Heap and his wife, Ashley, have five children, including the victim, according to a variety of published reports. The couple is renowned for their generosity, including a pledge of $1 million in 2007 that helped launch the Todd Heap Family Pediatric Center at a hospital in Baltimore.
In a December 2015 story on the Ravens’ website, Heap explained his devotion to his family.
“Family has always been the most important thing in my life. And, now with my own, it’s even more important. It’s the most important calling in my life, to be a husband and father. I look at how my parents raised me, and I hope I can be as good as they are. Family was always ahead of football. I would place God first, family and then football. Football was a huge part of my life, but family is always bigger.”
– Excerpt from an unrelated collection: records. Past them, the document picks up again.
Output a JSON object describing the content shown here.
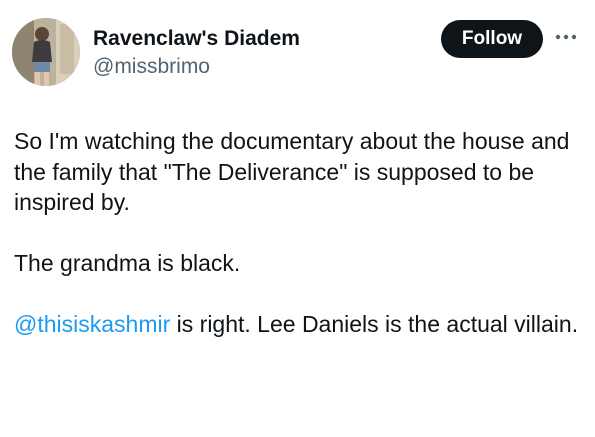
{
  "tweet": {
    "author": {
      "display_name": "Ravenclaw's Diadem",
      "handle": "@missbrimo",
      "avatar_icon": "avatar-photo"
    },
    "follow_label": "Follow",
    "more_icon": "more-dots-icon",
    "paragraphs": {
      "p1": "So I'm watching the documentary about the house and the family that \"The Deliverance\" is supposed to be inspired by.",
      "p2": "The grandma is black.",
      "p3": {
        "mention": "@thisiskashmir",
        "text": " is right.  Lee Daniels is the actual villain."
      }
    }
  },
  "colors": {
    "text": "#0f1419",
    "secondary": "#536471",
    "link": "#1d9bf0",
    "button_bg": "#0f1419",
    "button_text": "#ffffff"
  }
}
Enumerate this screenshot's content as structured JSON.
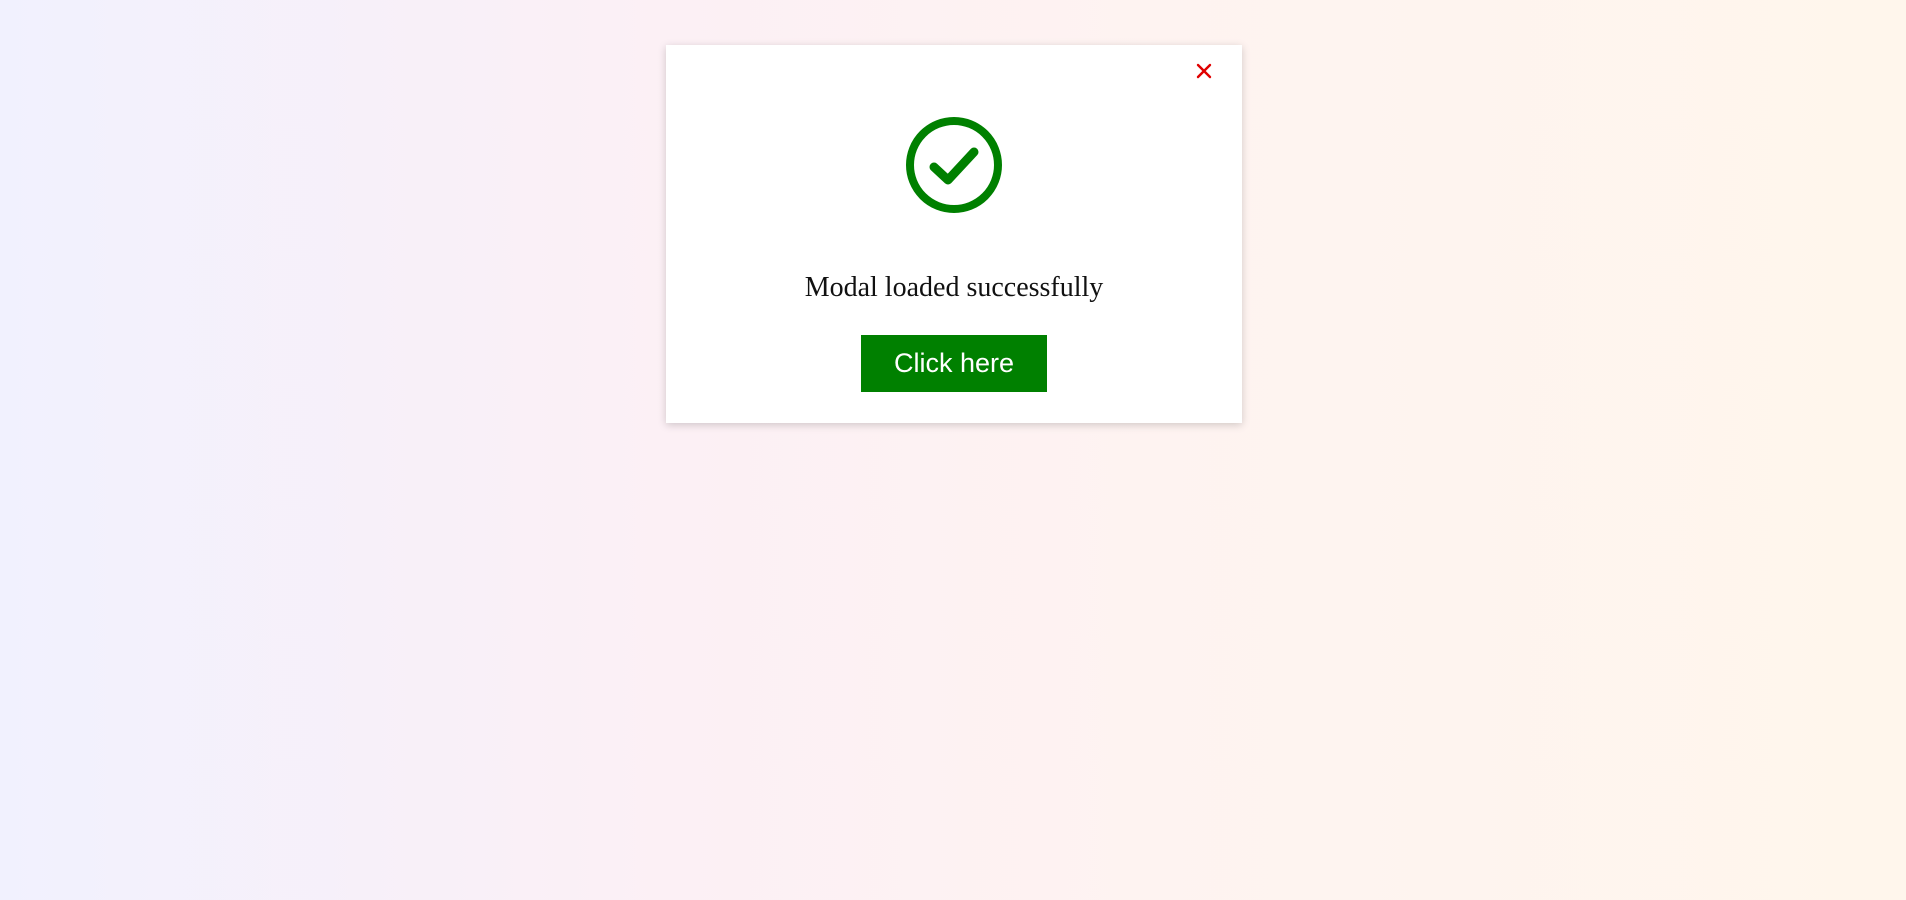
{
  "modal": {
    "message": "Modal loaded successfully",
    "button_label": "Click here",
    "close_icon": "close-icon",
    "status_icon": "check-circle-icon"
  },
  "colors": {
    "accent": "#008000",
    "close": "#e00000",
    "background_start": "#f1f1fe",
    "background_end": "#fff6ec"
  }
}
When asked what makes him smile, Heap said, “I just got done jumping on the trampoline with my 2-year-old daughter, and it’s hard to get a bigger smile than that. I took all three of my boys golfing this morning. That was a lot of fun. [My wife] Ashley makes me smile every day. Family and all of the events we do, that regularly makes me smile.”
Fennell said it’s possible to look at Heap’s tragedy and to learn from it to spare the lives of other children.
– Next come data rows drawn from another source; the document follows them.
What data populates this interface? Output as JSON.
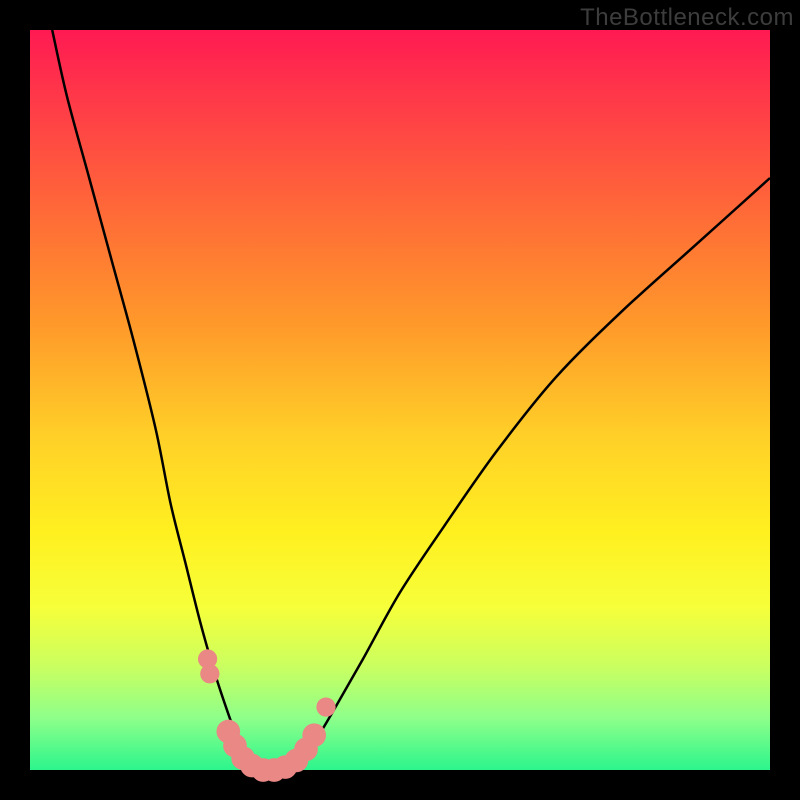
{
  "watermark": "TheBottleneck.com",
  "chart_data": {
    "type": "line",
    "title": "",
    "xlabel": "",
    "ylabel": "",
    "xlim": [
      0,
      100
    ],
    "ylim": [
      0,
      100
    ],
    "series": [
      {
        "name": "left-curve",
        "x": [
          3,
          5,
          8,
          11,
          14,
          17,
          19,
          21,
          23,
          25,
          27,
          28.5,
          30
        ],
        "y": [
          100,
          91,
          80,
          69,
          58,
          46,
          36,
          28,
          20,
          13,
          7,
          3,
          0
        ]
      },
      {
        "name": "right-curve",
        "x": [
          36,
          38,
          41,
          45,
          50,
          56,
          63,
          71,
          80,
          90,
          100
        ],
        "y": [
          0,
          3,
          8,
          15,
          24,
          33,
          43,
          53,
          62,
          71,
          80
        ]
      }
    ],
    "beads": [
      {
        "x": 24.0,
        "y": 15.0,
        "r": 1.3
      },
      {
        "x": 24.3,
        "y": 13.0,
        "r": 1.3
      },
      {
        "x": 26.8,
        "y": 5.2,
        "r": 1.6
      },
      {
        "x": 27.7,
        "y": 3.3,
        "r": 1.6
      },
      {
        "x": 28.8,
        "y": 1.6,
        "r": 1.6
      },
      {
        "x": 30.0,
        "y": 0.6,
        "r": 1.6
      },
      {
        "x": 31.5,
        "y": 0.0,
        "r": 1.6
      },
      {
        "x": 33.0,
        "y": 0.0,
        "r": 1.6
      },
      {
        "x": 34.5,
        "y": 0.4,
        "r": 1.6
      },
      {
        "x": 36.0,
        "y": 1.3,
        "r": 1.6
      },
      {
        "x": 37.3,
        "y": 2.8,
        "r": 1.6
      },
      {
        "x": 38.4,
        "y": 4.7,
        "r": 1.6
      },
      {
        "x": 40.0,
        "y": 8.5,
        "r": 1.3
      }
    ],
    "gradient_stops": [
      {
        "pos": 0.0,
        "color": "#ff1a52"
      },
      {
        "pos": 0.25,
        "color": "#ff6b37"
      },
      {
        "pos": 0.55,
        "color": "#ffd028"
      },
      {
        "pos": 0.78,
        "color": "#f6ff3a"
      },
      {
        "pos": 1.0,
        "color": "#2cf58c"
      }
    ]
  }
}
“It’s a tragedy that breaks your heart,” he said.
“This could be a teachable moment,” Fennell said, adding that her condolences go out to Heap and his family. “Everyone knows he would never put his child in harm’s way.”
She said her best advice for parents is to walk around their pickup truck or SUV before moving it, and to make sure children are in sight and are supervised by an adult. Sometimes, excited children will run outside to say goodbye to a parent who is driving away, making themselves prone to serious injury or even death.
Holly Heap’s tragic death was not the first time a Mesa family experienced such a heartbreaking loss. On June 28, 2005, Eric Quick was driving his SUV into his garage in the 2300 block of East Fox Street when he accidentally struck and killed his daughter, Tiffany, who was only 20 months old.
The Mesa neighborhood supported the Quicks, according to published reports, by cooking meals and cleaning the family’s house.
Michele Quick, Tiffany’s mother, recounted the horror she experienced that day in a testimonial featured on Fennell’s organization’s website. She explained how her husband was moving a 1999 Chevrolet Suburban into the garage, out of the sun, to keep the seats cool before taking the children for a trip to restaurant later that afternoon.
“Somewhere in the confusion while the kids and I went in the house to get their shoes on, our little 20-month-old Tiffany walked outside, anxious, I am sure, to help her daddy move the car in, or perhaps not understanding that he was not leaving, to give him one more kiss. That was it; it was over.
“Because of the height and size of our SUV and her small size, he did not know she was there. I have nightmares of hearing him scream into the house, ‘CALL 911, CALL 911.’ I knew, I knew that she was gone,” Michele Quick wrote. “As I was on the phone with 911, he came in and screamed that she was dead. DEAD? I thought how could this be? I had just been holding this little beautiful girl. WHY?”
Russ Rader, a spokesman for the Insurance Institute for Highway Safety, said technology is increasingly available to prevent such tragedies. Carmakers often combine forward collision warning systems with an automatic braking system.
He said most safety features usually are introduced on luxury cars and eventually percolate down to all vehicles. A study by the Institute recently determined that automatic braking systems eliminate an estimated 50 percent of rear-end collisions with other cars.
The forward collision-warning systems typically combine sensors, cameras and lasers. They were initially targeted at avoiding rear-end collisions with other cars, but they are being fine-tuned to recognize pedestrians as well, Rader said. The auto industry has committed to making the systems standard equipment by 2022, with some companies voluntarily doing so on present models.
“If you are shopping for a new car, you should be looking for vehicles with these items,” Rader said. “They could not only avoid a fender bender, they could avoid a tragedy.”
Even if the system is part of a pricey package of features, “it’s well worth the money,” Rader said.